Bring your philodendrons inside for the winter if you reside in a region with extremely low temperatures. The best location is a room inside, close to a rarely opened window.
Additionally, it needs to be out of the way of any breezes and drafts that might harm the plant in the winter.
6. Pest Invasion
Yellowing leaves may be a sign of pests robbing your plant of nutrients and moisture. Philodendrons are susceptible to infestations from scale, mealybugs, and spider mites, which can result in their leaves turning yellow.
Search for webs, white fluff, or stickiness on the underside of leaves and in crevices and nooks, and clean them up. Separate your plant from your other plants if you suspect it may have pests to prevent the spread of the disease!
How To Treat and Prevent Pests Infestation
Philodendron infestations can lead to yellowing leaves, a general decline in health, and even the plant’s eventual death.
Regularly check your plants for pest infestations, then treat the area with rubbing alcohol or fungicides like neem oil extract to stop new pests from infesting the area. Additionally, it’s critical to avoid soggy soil because larvae growth is facilitated by moisture.
If you see any larvae on the leaves or in the soil, remove them one at a time and clean the plant and the pot with neem oil extract.
7. A Lack Of Humidity
Philodendrons may experience humidity problems in regions that are particularly dry. Misting your Philodendron a few times a week will help increase its humidity if your home is frequently dry or if an air conditioner or heater is frequently on.
The leaves of the majority of plants occasionally show signs of yellowing. It occurs when they remove the older growth in order to focus on producing new leaves, and occasionally, the young new leaves simply do not flourish. This is just typical plant behavior and not a sign of a larger health problem. If your Philodendron is being properly cared for, and looks healthy overall, but has a few yellow leaves, you can simply pull them off or trim them off with a pair of clean, sharp scissors or shears.
Can Yellow Philodendron Leaves Revert To Green?
Because the chlorophyll that makes yellow philodendron leaves green has already been lost and cannot be replaced, they cannot turn green once more. To prevent the rest of the plant from being harmed, the yellow leaves need to be pruned away, and the cause of the yellowing needs to be addressed.
Is It Safe To Remove Yellow Leaves From A Philodendron?
Unless your philodendron’s yellow leaves are pest-infested, you don’t need to remove them.
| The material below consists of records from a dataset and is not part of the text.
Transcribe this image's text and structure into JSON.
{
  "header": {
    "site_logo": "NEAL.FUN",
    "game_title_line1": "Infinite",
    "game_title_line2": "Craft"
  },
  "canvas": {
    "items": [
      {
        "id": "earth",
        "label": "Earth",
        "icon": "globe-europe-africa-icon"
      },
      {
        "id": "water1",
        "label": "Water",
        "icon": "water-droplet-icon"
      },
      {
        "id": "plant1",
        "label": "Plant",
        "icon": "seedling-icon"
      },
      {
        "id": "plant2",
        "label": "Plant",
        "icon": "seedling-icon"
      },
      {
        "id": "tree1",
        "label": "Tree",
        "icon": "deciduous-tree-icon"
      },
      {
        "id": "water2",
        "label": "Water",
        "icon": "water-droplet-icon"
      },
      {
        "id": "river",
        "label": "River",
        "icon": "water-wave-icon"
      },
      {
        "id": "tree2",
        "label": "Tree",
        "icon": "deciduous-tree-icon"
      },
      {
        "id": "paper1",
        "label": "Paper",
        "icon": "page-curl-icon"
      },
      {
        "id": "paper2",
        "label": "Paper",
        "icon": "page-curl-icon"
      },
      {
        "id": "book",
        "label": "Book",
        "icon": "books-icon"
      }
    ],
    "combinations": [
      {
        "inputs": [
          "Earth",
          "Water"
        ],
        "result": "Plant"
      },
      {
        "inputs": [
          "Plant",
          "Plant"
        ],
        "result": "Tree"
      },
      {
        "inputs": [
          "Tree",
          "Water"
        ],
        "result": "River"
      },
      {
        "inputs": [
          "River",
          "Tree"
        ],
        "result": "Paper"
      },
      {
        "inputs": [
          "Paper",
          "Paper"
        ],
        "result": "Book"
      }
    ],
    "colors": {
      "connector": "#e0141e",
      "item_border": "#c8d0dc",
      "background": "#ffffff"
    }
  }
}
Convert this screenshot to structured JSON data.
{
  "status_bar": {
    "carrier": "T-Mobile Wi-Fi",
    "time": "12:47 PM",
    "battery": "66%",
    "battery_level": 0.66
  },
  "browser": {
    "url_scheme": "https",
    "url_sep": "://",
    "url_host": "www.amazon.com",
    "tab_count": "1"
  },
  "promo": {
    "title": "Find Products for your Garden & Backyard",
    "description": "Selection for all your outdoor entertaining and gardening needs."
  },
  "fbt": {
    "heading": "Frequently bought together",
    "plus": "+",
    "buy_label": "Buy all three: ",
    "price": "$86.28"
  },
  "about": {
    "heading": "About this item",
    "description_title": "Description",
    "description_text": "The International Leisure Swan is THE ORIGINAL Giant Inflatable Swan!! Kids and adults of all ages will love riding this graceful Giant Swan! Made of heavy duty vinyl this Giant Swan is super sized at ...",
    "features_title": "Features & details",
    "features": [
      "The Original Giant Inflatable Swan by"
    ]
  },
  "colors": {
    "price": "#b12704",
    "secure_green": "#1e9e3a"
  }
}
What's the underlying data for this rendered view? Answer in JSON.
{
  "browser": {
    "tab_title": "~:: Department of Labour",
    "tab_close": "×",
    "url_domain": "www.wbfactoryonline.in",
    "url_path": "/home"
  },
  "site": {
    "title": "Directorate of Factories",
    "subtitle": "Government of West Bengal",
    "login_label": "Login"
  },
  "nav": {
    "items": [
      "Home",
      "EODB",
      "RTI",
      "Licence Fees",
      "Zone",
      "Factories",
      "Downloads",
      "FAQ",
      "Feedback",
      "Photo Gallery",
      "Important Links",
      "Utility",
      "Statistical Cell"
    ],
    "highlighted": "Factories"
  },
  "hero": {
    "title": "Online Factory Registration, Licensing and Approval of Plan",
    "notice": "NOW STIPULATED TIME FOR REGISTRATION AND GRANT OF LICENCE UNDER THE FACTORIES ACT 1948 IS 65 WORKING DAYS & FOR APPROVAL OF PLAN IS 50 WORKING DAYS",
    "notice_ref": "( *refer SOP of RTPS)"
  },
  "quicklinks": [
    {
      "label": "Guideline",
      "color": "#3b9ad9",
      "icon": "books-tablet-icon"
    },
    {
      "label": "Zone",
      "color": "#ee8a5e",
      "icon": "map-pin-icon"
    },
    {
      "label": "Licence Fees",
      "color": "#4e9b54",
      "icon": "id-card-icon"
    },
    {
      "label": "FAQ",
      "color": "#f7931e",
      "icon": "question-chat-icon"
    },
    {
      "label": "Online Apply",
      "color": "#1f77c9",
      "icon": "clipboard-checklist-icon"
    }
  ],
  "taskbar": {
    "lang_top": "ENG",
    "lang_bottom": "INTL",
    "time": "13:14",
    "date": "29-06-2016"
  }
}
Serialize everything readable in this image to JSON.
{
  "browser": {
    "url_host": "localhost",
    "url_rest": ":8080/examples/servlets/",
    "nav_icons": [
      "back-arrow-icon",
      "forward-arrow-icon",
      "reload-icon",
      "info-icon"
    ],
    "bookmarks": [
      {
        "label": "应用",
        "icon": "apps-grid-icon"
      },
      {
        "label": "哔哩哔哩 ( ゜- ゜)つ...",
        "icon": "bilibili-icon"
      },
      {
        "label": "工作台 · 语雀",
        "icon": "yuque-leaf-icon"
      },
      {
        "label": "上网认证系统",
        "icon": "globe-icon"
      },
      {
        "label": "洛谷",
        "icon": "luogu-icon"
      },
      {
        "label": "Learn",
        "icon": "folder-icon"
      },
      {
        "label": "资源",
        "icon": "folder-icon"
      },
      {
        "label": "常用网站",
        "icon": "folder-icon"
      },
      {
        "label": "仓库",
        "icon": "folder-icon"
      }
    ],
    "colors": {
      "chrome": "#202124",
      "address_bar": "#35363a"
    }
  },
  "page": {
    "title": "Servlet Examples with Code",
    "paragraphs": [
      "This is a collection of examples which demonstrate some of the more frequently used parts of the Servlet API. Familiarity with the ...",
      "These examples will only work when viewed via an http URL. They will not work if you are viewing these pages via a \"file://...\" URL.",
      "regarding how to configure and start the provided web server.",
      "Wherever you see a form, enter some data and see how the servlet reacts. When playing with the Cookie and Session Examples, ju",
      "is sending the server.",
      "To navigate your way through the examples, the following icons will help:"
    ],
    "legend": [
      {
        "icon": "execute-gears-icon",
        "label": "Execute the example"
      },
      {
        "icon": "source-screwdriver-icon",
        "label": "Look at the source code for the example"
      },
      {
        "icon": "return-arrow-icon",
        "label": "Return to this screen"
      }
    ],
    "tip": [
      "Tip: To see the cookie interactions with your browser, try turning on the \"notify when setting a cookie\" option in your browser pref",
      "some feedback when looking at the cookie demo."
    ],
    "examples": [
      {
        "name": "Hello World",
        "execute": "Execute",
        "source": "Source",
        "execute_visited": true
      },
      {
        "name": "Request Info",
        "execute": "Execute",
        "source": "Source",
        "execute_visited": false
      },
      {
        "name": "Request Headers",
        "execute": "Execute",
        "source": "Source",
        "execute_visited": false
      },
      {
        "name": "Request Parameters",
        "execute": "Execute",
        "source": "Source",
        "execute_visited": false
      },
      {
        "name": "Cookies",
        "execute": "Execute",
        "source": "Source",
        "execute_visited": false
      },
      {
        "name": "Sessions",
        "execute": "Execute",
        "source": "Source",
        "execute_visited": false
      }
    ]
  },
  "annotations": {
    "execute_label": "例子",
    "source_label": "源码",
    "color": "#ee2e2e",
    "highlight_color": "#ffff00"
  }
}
The yellow leaves will drop off on their own. To make your plant look better, you can remove the leaves, but you should wait until they are completely yellow before doing so.